Saturday night I didn’t sleep much, or well. It’s not as if I had caffeine or tried to stay up. I went to bed, I just couldn’t get to sleep, and when I did, I came flying out of it, over and over. My sleep was filled with dreams—nightmares, really. The giant robot spider scuttled up onto my arm and while I tried to back away from it, it clamped down on me and injected my arm with some black ooze from its stinger, which was hollow and transparent. The spiderbot said, “It’s okay, just relax.” I looked down at the syringe, which looked like my insulin needle. The ooze had “erased” the flesh in my arm. I screamed and struggled to get away from the spiderbot. The ooze traveled through my veins, eating away all of the soft tissue until I was nothing but a skeleton with a normal head on it.

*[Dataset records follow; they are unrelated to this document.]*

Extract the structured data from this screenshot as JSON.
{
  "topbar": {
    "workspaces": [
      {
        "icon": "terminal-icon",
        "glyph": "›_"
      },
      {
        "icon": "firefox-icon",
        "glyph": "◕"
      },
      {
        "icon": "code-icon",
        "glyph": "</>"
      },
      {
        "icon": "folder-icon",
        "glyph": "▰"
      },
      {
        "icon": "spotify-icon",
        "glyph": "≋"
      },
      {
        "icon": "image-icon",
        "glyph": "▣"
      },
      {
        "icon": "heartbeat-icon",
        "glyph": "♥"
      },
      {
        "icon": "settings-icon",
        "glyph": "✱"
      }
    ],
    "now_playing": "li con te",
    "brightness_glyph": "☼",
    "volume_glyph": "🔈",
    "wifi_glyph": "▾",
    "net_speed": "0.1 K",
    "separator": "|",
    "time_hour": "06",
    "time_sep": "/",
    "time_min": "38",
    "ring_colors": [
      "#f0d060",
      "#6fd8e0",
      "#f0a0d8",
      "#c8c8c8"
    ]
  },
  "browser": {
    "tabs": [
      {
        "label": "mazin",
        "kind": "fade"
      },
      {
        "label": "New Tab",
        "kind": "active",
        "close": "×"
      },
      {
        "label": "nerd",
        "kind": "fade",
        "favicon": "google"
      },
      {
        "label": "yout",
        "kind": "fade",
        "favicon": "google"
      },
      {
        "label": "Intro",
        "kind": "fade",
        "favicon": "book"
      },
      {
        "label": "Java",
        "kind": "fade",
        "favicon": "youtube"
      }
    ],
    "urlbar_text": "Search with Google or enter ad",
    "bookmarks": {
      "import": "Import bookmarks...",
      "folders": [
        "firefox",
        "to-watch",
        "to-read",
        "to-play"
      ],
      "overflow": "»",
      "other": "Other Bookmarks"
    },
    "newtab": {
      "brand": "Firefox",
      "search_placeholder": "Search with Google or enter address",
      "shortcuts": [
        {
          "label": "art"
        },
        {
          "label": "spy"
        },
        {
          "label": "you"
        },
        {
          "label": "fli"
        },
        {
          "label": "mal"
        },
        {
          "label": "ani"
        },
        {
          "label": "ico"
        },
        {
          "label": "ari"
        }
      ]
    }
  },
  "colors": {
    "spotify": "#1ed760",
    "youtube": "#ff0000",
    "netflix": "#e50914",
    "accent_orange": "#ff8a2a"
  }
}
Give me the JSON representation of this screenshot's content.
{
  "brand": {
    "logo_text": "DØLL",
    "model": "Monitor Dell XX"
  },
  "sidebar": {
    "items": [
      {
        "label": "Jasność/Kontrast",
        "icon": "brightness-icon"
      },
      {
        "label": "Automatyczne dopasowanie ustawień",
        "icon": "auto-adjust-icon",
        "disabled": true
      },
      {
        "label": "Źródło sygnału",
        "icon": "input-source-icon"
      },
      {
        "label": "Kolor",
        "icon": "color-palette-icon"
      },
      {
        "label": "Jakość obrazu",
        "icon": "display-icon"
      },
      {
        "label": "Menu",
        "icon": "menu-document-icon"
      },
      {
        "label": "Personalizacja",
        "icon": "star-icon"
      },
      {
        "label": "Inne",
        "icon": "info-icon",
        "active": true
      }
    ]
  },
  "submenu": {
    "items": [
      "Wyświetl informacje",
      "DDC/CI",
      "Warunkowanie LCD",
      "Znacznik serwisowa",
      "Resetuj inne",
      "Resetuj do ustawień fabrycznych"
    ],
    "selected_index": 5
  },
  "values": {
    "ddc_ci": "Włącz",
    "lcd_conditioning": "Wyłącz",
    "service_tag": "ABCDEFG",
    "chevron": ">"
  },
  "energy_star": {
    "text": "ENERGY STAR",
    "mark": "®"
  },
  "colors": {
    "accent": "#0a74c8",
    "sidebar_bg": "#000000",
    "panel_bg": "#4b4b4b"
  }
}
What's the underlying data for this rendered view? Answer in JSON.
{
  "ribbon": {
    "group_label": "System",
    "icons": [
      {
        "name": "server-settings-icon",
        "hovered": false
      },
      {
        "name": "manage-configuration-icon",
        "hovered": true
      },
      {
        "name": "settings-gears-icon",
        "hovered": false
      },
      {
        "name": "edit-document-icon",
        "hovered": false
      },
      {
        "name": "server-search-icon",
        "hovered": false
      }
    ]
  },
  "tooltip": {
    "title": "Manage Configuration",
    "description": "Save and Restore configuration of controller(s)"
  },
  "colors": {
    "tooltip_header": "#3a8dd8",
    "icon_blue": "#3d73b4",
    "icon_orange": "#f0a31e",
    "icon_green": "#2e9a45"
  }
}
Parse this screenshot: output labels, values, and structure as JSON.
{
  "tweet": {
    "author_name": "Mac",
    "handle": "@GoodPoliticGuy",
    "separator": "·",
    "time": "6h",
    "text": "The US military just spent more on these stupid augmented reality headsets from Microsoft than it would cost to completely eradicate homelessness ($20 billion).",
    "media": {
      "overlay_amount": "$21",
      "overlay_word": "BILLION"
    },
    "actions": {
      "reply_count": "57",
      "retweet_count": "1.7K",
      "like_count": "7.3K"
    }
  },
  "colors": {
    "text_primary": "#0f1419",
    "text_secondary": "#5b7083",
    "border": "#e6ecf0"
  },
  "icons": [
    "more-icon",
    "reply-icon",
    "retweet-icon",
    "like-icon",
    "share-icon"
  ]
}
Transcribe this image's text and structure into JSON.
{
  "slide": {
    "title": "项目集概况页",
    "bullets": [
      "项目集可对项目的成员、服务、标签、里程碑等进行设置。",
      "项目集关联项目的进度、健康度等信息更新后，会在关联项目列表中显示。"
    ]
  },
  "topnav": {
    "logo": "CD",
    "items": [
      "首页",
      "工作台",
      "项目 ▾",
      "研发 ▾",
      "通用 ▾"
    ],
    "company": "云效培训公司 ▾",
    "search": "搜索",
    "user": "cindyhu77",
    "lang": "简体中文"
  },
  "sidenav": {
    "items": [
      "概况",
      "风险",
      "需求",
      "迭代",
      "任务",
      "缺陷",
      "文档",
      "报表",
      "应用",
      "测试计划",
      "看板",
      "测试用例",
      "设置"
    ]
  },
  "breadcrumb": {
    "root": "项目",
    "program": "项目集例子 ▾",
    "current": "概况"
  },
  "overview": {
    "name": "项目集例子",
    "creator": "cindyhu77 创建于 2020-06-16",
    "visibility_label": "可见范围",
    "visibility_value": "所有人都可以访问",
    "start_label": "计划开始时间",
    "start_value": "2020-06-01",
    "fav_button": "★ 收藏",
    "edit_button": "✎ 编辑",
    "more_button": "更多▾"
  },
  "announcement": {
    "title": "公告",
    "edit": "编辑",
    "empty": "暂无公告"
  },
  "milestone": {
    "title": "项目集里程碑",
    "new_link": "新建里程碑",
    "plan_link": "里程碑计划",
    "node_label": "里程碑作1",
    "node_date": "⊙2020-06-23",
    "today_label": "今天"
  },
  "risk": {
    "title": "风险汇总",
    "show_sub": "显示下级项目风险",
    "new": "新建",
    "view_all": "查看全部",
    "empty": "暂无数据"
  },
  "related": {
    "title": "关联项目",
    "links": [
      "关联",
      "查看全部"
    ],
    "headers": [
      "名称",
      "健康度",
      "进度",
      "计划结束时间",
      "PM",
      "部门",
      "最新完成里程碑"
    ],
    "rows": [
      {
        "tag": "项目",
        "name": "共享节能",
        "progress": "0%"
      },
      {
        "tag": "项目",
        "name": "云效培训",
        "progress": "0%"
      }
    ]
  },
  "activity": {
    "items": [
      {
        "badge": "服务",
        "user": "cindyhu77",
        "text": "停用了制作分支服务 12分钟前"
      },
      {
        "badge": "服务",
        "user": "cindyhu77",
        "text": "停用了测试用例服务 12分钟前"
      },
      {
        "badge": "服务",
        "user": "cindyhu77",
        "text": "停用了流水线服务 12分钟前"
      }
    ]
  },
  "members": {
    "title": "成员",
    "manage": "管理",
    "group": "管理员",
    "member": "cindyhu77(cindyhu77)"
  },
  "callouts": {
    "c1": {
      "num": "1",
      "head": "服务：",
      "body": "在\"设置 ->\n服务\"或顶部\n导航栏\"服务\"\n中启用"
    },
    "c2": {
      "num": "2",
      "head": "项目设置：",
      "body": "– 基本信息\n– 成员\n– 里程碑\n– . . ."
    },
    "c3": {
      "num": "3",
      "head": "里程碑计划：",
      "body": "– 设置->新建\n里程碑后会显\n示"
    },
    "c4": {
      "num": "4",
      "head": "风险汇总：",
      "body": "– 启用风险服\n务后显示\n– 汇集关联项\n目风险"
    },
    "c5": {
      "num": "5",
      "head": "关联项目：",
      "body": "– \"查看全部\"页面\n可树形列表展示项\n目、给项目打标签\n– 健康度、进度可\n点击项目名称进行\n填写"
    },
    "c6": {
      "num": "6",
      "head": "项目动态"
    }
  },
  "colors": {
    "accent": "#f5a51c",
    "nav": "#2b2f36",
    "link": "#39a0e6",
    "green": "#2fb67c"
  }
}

I woke up as I rolled over, batting away the sheet that was bunched up on top of me. I never sleep on my back. What had I been doing on my back? Oh, yeah, being injected by some mechanical spider like I was a test subject in a bad science experiment. Whew, glad that was just a dream. Now sheet, now pillow, now zzz.
Stephen King wrote The Little Sisters of Eluria, a story about insects that ate away dead flesh, like maggots are known to do in real life. The little beetles that crawled all over me reminded me of that story, but mine talked. They started at my feet, carpeting me and moving upward. I said, “NO! STOP.” They stopped their progress up my body, but they didn’t hold still. From my knees down wiggled and waved with the bugs. One spoke up and said, “It’s okay. We’ll just eat away the bad parts, like the bugs in Eluria.”
“Oh. Well, okay, I guess. If you must.” But they ate everything. Again, I was nothing but bones, screaming. The process wasn’t graphic or anything, strange as that sounds to say. I just didn’t want it to happen. It was taking away everything that was “me.”
I woke panting and yanking the sheet off again as I sat up in the bed. “Where are these dreams coming from? What is going on?” I flipped my pillow and shoved my face into the coolness of the fresh side. My muscles relaxed and I slept again. In an hour, my alarm went off. Then, my husband was waking me for church. Not much rest. It was on the drive to church that it occurred to me: my identity was being threatened. That’s what the dreams were all about.
I am a writer
Yes, I edit far more than I write, but I am a writer, and have been one since I was three years old. Yesterday, I had two articles rejected by a new writing website I’d been invited to write for—enthusiastically and much more rapidly than they usually accept writers, I might add. They saw my ability in the samples I submitted and the test I took for them. Their reasons for rejecting the two articles were stupid (IMO), and the whole thing was frustrating.
If I’m given a task with no instructions, but I have the leeway to do it my way, that’s fine. If I’m given detailed instructions about what’s expected, that’s fine, too. But to have someone refuse to tell me what’s expected, yet they apparently do have a certain thing in mind…and then to have them say, “Nope, this isn’t it,” and again, “Not that, either,” but they won’t say what IS? ARGH.
The thought occurred to me in the van on the way to church: if I don’t have that (my identity as a writer/editor), what do I have? It may sound silly, and it sounds silly to me, too, but there it is, nonetheless. Those nightmares made it clear to me that down deep, that’s how I feel.
Now, I know, and I tell all of “my” writers that good writing (barring a slew of mistakes) is in the eye of the beholder. Many bestsellers and classics were rejected numerous times before they were accepted. Not all readers are going to like any given piece. It’s just a fact. It doesn’t mean we should stop. It doesn’t mean we should let those critics take away our identity.
I am a writer, no matter what that reviewer at that site says, and so are you. I’m going to say it again:
I am a writer, no matter what that reviewer at that site says, and so are you.
To prove it, I wrote this post. I’m also going to write the outline for my next ebook, tonight. You have your own voice of doubt inside your head, and you have to talk back to it. Tell it to shut up, or tell it what you’re going to do anyway, then do it. What are you going to write today?